*** Provided information ***
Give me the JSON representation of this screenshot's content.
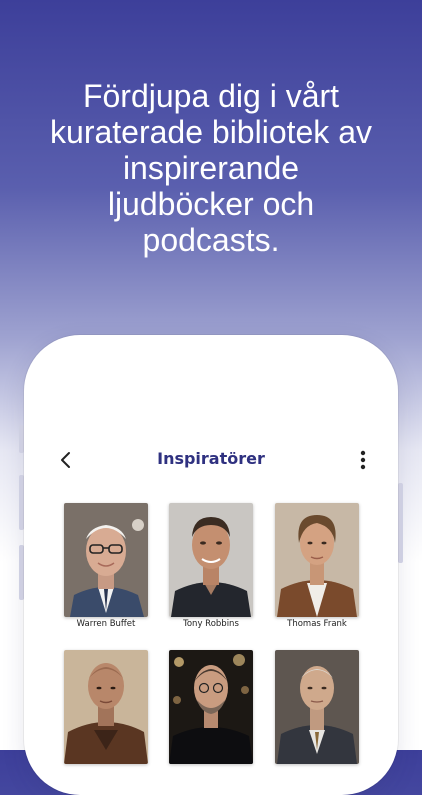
{
  "headline": "Fördjupa dig i vårt\nkuraterade bibliotek av\ninspirerande\nljudböcker och\npodcasts.",
  "screen": {
    "title": "Inspiratörer",
    "back_icon": "chevron-left-icon",
    "more_icon": "more-vertical-icon"
  },
  "inspirers": [
    {
      "name": "Warren Buffet"
    },
    {
      "name": "Tony Robbins"
    },
    {
      "name": "Thomas Frank"
    },
    {
      "name": ""
    },
    {
      "name": ""
    },
    {
      "name": ""
    }
  ],
  "colors": {
    "accent": "#2f3180",
    "gradient_top": "#3d3f9a"
  }
}
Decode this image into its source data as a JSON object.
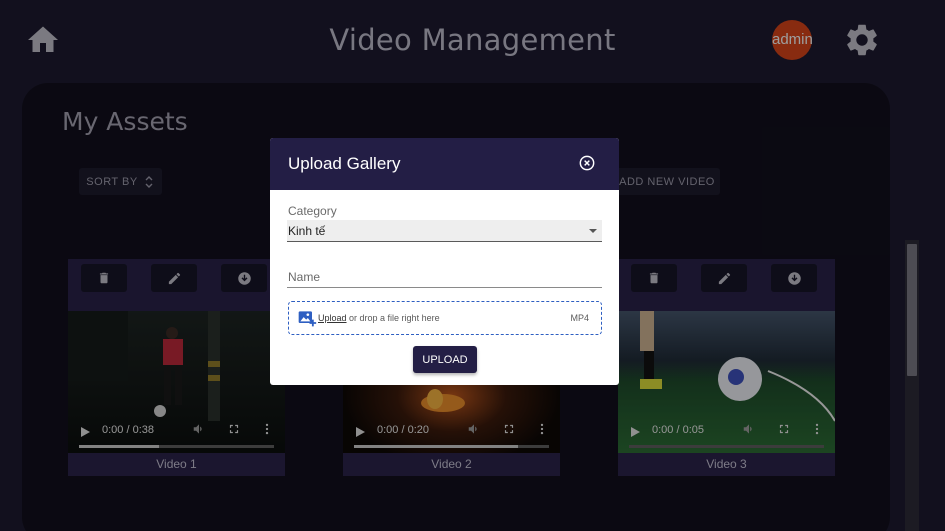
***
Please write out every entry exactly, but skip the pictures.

— The answer —
Give me the JSON representation of this screenshot's content.
{
  "headline": "Fördjupa dig i vårt\nkuraterade bibliotek av\ninspirerande\nljudböcker och\npodcasts.",
  "screen": {
    "title": "Inspiratörer",
    "back_icon": "chevron-left-icon",
    "more_icon": "more-vertical-icon"
  },
  "inspirers": [
    {
      "name": "Warren Buffet"
    },
    {
      "name": "Tony Robbins"
    },
    {
      "name": "Thomas Frank"
    },
    {
      "name": ""
    },
    {
      "name": ""
    },
    {
      "name": ""
    }
  ],
  "colors": {
    "accent": "#2f3180",
    "gradient_top": "#3d3f9a"
  }
}
Decode this image into its source data as a JSON object.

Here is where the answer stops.